• WHAT THE TASK ASKS
Determine how many lines of the data below contain "Jacket", then give only that number.

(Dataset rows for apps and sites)

BEGIN

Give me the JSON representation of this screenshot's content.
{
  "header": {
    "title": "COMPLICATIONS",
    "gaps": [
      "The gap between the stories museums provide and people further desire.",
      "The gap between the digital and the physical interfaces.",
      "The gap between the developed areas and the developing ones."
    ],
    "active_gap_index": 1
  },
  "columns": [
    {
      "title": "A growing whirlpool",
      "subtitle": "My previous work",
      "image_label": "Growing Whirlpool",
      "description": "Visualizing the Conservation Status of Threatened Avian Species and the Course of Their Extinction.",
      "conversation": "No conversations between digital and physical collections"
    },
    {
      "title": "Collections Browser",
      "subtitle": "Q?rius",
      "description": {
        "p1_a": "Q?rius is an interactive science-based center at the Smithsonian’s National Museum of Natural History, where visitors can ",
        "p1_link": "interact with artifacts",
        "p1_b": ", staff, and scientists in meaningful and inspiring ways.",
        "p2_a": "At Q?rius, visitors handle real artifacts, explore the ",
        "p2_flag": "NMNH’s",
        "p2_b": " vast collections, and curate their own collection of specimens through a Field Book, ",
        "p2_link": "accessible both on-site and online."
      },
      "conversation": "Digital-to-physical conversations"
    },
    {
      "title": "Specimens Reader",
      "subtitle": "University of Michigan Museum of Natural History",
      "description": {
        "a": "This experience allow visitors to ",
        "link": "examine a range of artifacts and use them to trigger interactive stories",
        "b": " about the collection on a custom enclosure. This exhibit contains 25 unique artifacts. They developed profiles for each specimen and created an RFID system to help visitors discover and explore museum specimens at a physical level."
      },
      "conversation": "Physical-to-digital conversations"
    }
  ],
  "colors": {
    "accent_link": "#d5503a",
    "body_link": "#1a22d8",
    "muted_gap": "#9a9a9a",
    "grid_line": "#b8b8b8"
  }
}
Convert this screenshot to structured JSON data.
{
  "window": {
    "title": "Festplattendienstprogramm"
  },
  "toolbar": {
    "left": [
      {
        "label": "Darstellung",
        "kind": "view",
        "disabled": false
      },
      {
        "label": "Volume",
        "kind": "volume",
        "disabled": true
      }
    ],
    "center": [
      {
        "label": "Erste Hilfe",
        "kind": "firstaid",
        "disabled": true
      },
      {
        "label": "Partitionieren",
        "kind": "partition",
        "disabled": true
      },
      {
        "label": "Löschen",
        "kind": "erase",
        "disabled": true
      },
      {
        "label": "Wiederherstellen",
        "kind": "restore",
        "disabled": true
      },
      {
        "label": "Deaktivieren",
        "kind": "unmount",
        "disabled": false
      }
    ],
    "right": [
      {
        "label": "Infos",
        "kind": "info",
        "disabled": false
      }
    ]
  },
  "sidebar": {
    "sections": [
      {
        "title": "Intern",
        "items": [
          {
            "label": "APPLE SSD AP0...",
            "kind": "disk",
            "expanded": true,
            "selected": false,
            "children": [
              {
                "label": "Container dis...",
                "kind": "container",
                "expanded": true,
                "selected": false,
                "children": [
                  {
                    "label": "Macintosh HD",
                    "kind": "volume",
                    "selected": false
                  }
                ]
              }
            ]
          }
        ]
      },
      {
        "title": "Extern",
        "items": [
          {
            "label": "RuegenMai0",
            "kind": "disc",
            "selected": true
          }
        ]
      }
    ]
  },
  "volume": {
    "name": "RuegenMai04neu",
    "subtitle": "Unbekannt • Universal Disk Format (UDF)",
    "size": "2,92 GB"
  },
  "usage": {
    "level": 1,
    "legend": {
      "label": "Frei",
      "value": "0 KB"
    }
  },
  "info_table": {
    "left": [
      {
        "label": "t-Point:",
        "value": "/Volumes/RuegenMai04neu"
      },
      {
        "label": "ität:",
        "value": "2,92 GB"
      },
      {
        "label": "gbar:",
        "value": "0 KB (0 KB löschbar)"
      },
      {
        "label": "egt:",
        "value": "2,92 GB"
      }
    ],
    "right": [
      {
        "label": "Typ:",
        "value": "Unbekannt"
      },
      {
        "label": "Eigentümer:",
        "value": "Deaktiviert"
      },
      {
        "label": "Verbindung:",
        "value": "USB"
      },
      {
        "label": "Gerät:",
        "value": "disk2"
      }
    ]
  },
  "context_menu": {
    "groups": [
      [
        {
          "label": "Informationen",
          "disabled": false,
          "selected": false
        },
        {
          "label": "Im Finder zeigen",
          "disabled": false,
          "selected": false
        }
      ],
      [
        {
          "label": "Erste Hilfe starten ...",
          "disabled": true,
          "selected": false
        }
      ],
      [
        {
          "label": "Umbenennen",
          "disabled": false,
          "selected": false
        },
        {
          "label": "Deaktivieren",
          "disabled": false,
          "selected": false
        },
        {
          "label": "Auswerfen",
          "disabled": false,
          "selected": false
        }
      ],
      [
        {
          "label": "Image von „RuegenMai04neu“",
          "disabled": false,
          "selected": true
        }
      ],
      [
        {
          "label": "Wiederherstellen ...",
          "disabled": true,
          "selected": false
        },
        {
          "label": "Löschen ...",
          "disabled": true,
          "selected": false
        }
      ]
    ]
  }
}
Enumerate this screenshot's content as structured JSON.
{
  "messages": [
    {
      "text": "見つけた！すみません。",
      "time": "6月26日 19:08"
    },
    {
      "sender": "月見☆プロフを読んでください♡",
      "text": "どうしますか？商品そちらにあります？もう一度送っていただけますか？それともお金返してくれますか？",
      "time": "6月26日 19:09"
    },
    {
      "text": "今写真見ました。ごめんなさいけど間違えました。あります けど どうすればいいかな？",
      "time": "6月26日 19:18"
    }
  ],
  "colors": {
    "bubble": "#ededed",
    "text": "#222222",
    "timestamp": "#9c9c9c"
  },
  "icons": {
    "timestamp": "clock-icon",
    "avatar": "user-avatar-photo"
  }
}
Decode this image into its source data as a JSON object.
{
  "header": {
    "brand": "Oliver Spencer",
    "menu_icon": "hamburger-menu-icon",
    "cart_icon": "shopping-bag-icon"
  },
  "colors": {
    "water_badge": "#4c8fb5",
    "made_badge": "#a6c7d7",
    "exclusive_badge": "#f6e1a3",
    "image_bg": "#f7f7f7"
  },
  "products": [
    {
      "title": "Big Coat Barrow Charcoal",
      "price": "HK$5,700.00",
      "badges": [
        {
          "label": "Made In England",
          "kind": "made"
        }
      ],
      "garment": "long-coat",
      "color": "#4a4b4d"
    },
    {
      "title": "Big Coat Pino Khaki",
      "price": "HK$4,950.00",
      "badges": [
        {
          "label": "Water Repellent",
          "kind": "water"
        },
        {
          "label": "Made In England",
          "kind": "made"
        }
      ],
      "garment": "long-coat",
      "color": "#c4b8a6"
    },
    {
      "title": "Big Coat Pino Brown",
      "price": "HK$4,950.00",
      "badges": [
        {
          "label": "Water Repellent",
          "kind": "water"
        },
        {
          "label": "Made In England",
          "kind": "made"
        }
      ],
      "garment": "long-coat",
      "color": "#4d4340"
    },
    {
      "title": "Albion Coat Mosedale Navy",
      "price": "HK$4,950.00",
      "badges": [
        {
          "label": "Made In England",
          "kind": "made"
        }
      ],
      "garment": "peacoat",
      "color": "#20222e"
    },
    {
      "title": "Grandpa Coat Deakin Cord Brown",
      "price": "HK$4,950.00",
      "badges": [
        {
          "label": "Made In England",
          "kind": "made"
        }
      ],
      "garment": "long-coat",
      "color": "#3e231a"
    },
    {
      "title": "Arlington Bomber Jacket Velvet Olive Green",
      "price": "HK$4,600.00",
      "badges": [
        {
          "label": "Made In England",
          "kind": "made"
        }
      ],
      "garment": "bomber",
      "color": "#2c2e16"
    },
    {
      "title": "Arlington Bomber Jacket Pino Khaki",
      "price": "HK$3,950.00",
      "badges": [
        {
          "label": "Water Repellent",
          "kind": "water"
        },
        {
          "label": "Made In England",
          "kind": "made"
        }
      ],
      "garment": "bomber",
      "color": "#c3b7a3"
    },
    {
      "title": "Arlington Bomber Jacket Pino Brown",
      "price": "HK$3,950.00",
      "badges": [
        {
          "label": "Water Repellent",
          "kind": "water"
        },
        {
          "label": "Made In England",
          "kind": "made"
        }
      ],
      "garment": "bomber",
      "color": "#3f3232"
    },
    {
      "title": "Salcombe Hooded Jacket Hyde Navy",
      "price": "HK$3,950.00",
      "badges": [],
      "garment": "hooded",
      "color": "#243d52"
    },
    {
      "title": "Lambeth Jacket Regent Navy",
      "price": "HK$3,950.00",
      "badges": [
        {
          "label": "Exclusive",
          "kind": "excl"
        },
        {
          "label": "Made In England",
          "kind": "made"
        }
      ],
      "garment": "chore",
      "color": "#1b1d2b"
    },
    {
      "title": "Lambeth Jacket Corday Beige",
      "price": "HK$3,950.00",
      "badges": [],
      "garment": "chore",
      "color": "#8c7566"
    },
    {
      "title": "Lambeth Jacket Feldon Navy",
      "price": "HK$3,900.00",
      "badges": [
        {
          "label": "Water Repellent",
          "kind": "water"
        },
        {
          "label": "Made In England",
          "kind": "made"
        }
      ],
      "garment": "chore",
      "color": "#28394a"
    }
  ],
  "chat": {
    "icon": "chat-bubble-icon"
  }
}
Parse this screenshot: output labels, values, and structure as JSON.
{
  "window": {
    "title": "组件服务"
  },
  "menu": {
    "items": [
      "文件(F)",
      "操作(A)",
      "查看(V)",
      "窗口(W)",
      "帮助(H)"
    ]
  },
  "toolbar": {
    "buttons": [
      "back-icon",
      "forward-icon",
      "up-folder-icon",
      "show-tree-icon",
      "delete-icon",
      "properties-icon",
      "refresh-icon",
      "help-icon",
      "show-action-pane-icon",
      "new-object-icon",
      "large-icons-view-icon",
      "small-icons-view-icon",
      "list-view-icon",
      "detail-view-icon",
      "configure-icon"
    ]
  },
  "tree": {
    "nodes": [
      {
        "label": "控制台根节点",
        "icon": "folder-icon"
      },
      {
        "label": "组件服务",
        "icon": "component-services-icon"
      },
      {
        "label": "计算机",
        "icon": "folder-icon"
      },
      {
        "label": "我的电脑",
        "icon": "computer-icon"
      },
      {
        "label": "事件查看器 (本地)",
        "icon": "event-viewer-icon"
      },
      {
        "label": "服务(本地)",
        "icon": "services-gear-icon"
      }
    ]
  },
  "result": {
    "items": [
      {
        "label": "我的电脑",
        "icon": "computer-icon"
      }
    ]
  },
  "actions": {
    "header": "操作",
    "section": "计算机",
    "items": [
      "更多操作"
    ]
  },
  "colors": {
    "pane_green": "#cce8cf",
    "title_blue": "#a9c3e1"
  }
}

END

• RESPONSE FOR THIS EXERCISE
7